Web page and app entries

=== Begin Enclosure ===

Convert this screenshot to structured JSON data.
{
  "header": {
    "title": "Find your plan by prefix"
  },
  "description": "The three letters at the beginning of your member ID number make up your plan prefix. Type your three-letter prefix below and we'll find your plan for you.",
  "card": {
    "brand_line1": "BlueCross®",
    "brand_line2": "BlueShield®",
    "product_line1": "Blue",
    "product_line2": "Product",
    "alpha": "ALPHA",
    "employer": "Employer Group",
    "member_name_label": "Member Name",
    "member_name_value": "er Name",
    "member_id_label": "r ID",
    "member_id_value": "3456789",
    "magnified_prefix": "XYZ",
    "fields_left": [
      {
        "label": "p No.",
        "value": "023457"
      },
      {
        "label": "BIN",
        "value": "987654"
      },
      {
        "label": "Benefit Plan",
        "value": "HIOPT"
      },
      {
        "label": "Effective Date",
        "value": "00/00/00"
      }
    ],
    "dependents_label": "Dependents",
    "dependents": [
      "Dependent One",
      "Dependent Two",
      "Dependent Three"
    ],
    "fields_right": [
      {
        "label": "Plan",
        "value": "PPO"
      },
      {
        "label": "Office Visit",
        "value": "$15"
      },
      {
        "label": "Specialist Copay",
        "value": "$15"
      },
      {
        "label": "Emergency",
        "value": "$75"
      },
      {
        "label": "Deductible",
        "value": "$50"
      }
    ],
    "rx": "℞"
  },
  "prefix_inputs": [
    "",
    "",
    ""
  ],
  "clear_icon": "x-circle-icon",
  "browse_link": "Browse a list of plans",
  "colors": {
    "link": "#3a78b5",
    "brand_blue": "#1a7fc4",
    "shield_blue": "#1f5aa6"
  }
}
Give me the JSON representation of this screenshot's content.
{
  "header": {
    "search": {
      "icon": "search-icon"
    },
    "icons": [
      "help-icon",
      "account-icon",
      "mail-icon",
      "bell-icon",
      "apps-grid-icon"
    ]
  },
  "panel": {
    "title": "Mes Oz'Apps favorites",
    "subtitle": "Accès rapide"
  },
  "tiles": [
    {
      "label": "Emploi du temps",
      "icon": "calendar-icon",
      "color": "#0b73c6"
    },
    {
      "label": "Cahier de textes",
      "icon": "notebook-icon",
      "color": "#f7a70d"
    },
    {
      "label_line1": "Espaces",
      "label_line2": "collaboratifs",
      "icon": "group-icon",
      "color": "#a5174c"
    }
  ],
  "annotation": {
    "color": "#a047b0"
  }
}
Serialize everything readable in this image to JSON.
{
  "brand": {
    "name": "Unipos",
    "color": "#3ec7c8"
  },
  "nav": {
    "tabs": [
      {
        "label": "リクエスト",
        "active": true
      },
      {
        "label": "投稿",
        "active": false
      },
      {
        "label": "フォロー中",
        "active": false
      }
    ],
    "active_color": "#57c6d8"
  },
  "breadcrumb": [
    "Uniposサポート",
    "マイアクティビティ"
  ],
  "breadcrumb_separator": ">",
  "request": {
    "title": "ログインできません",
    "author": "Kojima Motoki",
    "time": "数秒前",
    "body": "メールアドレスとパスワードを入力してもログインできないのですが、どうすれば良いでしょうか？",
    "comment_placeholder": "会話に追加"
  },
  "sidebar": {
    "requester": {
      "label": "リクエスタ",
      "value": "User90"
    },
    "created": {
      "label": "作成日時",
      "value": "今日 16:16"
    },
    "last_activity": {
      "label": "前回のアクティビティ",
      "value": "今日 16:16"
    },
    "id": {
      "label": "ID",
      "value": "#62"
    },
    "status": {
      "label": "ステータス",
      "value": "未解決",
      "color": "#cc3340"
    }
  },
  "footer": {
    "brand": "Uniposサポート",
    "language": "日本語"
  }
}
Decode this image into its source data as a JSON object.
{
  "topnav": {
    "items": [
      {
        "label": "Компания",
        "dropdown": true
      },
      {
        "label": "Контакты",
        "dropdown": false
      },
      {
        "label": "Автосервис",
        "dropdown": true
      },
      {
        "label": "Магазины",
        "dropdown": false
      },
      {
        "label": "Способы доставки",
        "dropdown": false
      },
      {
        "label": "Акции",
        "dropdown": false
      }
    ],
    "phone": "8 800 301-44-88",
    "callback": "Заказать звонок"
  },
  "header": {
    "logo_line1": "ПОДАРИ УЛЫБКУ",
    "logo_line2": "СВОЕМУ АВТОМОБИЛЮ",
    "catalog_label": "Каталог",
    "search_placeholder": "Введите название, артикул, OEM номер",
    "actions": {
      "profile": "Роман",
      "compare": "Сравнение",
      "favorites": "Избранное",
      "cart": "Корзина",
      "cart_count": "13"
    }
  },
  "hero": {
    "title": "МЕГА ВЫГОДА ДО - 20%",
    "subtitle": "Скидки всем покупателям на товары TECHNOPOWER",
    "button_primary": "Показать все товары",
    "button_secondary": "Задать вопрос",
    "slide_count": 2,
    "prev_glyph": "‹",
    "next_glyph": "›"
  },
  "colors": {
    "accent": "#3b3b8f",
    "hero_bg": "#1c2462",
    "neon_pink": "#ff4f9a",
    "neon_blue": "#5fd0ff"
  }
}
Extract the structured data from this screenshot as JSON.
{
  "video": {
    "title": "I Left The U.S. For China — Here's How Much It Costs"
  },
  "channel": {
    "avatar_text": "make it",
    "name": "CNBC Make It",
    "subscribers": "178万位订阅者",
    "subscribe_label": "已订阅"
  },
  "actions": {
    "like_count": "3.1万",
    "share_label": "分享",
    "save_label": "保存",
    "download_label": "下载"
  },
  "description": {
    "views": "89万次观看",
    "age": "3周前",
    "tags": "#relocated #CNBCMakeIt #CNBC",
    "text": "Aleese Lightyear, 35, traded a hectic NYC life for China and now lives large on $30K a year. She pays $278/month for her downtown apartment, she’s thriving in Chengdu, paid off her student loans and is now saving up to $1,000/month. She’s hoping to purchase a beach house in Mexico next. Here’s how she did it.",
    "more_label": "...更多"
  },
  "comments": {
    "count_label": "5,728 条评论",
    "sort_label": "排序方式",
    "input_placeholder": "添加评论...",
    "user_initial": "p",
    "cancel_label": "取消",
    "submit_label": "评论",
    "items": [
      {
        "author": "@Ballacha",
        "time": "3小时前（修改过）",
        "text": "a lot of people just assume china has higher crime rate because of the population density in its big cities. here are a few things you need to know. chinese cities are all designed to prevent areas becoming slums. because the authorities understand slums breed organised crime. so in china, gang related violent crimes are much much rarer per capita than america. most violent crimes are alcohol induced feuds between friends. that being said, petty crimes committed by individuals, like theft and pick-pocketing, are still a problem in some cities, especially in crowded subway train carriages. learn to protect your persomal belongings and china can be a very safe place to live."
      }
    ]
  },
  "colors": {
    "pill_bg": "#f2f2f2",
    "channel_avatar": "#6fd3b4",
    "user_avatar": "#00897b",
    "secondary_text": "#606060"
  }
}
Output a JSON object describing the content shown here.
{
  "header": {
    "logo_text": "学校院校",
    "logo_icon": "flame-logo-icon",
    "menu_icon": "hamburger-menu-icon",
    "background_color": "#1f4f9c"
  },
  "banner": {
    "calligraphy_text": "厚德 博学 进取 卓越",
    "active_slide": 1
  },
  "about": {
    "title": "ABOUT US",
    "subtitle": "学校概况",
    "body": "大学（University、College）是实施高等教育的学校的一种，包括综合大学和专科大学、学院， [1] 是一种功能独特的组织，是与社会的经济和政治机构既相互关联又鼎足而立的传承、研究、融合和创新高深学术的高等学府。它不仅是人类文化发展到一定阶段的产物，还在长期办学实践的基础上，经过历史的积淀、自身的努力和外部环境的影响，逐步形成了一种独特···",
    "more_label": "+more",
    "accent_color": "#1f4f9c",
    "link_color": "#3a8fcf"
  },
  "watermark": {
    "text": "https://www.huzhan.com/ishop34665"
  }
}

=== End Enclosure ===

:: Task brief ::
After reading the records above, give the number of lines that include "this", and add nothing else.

:: Solution ::
5